Task instructions
Look below and pull out each line with the word "CLASS".

Supplied data
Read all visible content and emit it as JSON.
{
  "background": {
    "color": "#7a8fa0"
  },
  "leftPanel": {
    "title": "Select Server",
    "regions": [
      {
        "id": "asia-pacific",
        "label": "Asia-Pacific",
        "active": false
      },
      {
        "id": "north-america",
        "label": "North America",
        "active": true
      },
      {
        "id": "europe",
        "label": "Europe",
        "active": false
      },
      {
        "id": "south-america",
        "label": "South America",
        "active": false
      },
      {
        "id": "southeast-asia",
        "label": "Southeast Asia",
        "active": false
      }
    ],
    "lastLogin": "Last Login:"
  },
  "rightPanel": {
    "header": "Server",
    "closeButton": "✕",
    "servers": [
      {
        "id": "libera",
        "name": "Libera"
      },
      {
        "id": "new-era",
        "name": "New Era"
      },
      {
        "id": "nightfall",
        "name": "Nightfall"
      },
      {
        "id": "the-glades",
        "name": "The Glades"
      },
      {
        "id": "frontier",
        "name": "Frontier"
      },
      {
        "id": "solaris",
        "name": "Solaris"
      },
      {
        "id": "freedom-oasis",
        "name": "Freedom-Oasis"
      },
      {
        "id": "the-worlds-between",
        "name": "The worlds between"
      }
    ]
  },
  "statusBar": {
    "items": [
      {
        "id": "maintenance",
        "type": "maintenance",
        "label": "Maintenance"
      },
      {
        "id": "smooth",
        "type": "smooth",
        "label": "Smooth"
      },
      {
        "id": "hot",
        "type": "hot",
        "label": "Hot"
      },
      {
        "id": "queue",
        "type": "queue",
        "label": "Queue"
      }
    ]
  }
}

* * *

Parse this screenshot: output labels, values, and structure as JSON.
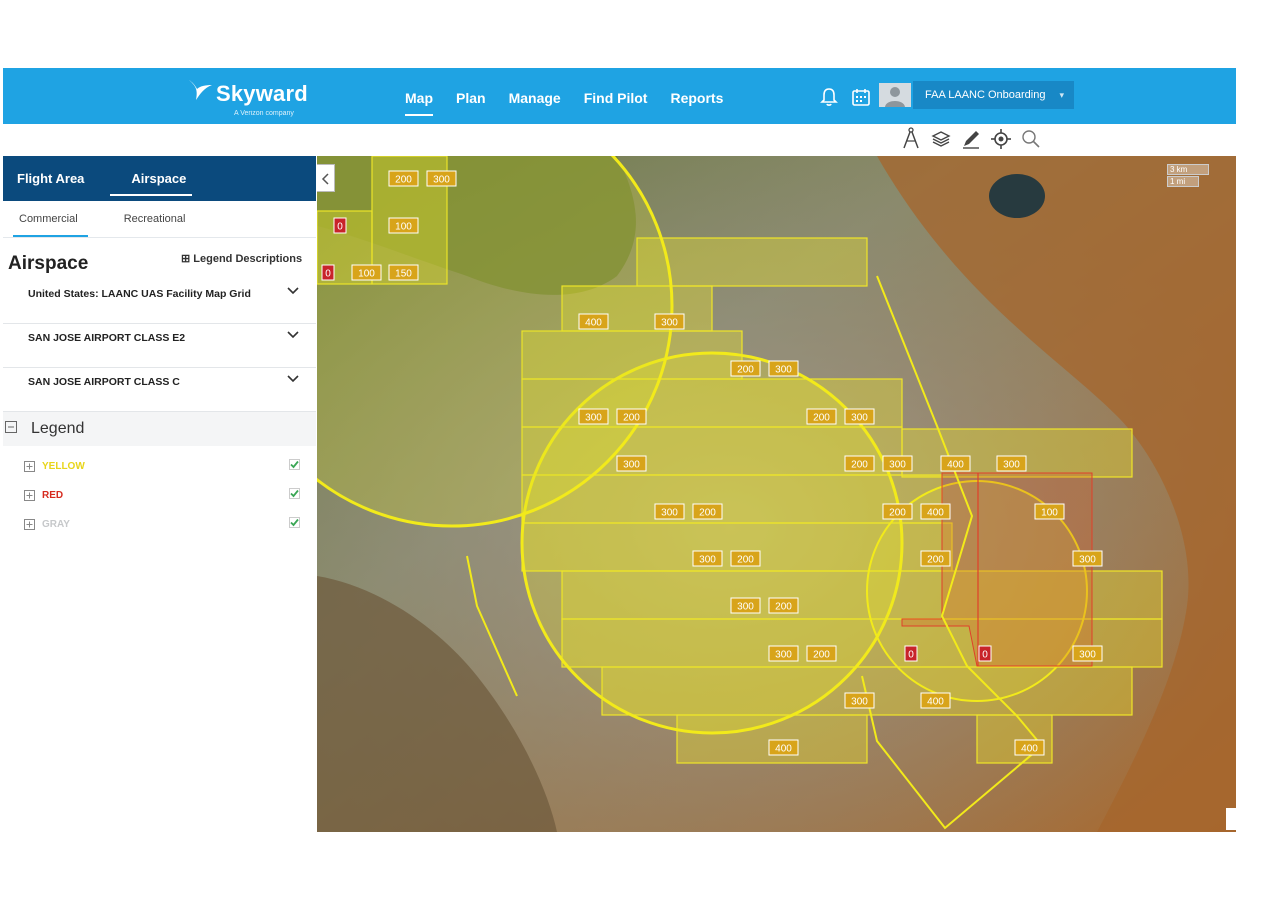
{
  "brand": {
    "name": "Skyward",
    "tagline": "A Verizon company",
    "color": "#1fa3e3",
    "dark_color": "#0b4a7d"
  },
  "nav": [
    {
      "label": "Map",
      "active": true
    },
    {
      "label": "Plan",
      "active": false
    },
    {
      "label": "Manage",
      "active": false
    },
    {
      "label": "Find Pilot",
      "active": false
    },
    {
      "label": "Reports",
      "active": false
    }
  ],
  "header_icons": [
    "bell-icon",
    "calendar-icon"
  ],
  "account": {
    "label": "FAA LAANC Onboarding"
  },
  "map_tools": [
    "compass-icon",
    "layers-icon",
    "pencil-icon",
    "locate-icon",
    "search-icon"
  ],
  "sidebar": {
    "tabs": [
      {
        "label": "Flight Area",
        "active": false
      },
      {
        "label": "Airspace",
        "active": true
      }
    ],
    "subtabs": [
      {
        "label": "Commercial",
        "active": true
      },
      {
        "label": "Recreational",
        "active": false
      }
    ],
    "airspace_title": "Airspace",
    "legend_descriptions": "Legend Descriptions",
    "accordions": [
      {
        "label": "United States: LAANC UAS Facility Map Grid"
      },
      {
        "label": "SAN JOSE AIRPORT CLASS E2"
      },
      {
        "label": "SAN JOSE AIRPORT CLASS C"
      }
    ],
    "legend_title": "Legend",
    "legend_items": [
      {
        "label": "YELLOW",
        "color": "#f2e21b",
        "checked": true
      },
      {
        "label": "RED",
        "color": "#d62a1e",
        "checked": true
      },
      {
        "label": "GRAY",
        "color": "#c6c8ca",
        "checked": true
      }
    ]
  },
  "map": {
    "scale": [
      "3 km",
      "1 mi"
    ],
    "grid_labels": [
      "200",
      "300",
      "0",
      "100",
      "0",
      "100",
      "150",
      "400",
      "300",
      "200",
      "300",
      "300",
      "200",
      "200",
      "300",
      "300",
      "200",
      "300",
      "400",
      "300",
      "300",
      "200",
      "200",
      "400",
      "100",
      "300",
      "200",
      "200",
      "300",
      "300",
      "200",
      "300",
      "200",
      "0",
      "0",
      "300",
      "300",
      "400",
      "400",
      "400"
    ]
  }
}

Finished exercise
        "label": "SAN JOSE AIRPORT CLASS E2"
        "label": "SAN JOSE AIRPORT CLASS C"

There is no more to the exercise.